Given entries:
▼▼▼

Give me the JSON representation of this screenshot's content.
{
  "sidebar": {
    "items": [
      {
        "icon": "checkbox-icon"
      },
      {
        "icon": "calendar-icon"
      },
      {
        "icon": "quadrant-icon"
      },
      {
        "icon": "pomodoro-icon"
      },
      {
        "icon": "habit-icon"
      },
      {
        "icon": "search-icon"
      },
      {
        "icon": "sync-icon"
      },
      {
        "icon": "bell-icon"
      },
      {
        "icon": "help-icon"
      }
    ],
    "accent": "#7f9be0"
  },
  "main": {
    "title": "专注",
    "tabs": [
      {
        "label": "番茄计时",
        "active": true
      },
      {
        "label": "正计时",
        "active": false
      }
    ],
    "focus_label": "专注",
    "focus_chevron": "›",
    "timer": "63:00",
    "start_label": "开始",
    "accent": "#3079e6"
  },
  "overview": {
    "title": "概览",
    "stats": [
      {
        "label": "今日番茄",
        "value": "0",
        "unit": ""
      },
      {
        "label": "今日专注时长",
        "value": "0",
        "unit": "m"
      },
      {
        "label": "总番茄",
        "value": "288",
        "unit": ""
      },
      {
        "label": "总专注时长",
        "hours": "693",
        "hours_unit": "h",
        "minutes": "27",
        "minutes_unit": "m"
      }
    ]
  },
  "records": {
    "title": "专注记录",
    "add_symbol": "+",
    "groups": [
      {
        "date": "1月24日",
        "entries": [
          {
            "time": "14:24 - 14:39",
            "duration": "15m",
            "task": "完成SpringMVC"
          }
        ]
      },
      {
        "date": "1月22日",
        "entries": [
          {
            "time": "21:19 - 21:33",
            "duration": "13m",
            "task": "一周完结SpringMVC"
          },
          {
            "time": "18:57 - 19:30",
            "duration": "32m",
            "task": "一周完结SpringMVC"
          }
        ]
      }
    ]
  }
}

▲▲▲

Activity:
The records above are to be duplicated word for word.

Answer to this problem:
Give me the JSON representation of this screenshot's content.
{
  "sidebar": {
    "items": [
      {
        "icon": "checkbox-icon"
      },
      {
        "icon": "calendar-icon"
      },
      {
        "icon": "quadrant-icon"
      },
      {
        "icon": "pomodoro-icon"
      },
      {
        "icon": "habit-icon"
      },
      {
        "icon": "search-icon"
      },
      {
        "icon": "sync-icon"
      },
      {
        "icon": "bell-icon"
      },
      {
        "icon": "help-icon"
      }
    ],
    "accent": "#7f9be0"
  },
  "main": {
    "title": "专注",
    "tabs": [
      {
        "label": "番茄计时",
        "active": true
      },
      {
        "label": "正计时",
        "active": false
      }
    ],
    "focus_label": "专注",
    "focus_chevron": "›",
    "timer": "63:00",
    "start_label": "开始",
    "accent": "#3079e6"
  },
  "overview": {
    "title": "概览",
    "stats": [
      {
        "label": "今日番茄",
        "value": "0",
        "unit": ""
      },
      {
        "label": "今日专注时长",
        "value": "0",
        "unit": "m"
      },
      {
        "label": "总番茄",
        "value": "288",
        "unit": ""
      },
      {
        "label": "总专注时长",
        "hours": "693",
        "hours_unit": "h",
        "minutes": "27",
        "minutes_unit": "m"
      }
    ]
  },
  "records": {
    "title": "专注记录",
    "add_symbol": "+",
    "groups": [
      {
        "date": "1月24日",
        "entries": [
          {
            "time": "14:24 - 14:39",
            "duration": "15m",
            "task": "完成SpringMVC"
          }
        ]
      },
      {
        "date": "1月22日",
        "entries": [
          {
            "time": "21:19 - 21:33",
            "duration": "13m",
            "task": "一周完结SpringMVC"
          },
          {
            "time": "18:57 - 19:30",
            "duration": "32m",
            "task": "一周完结SpringMVC"
          }
        ]
      }
    ]
  }
}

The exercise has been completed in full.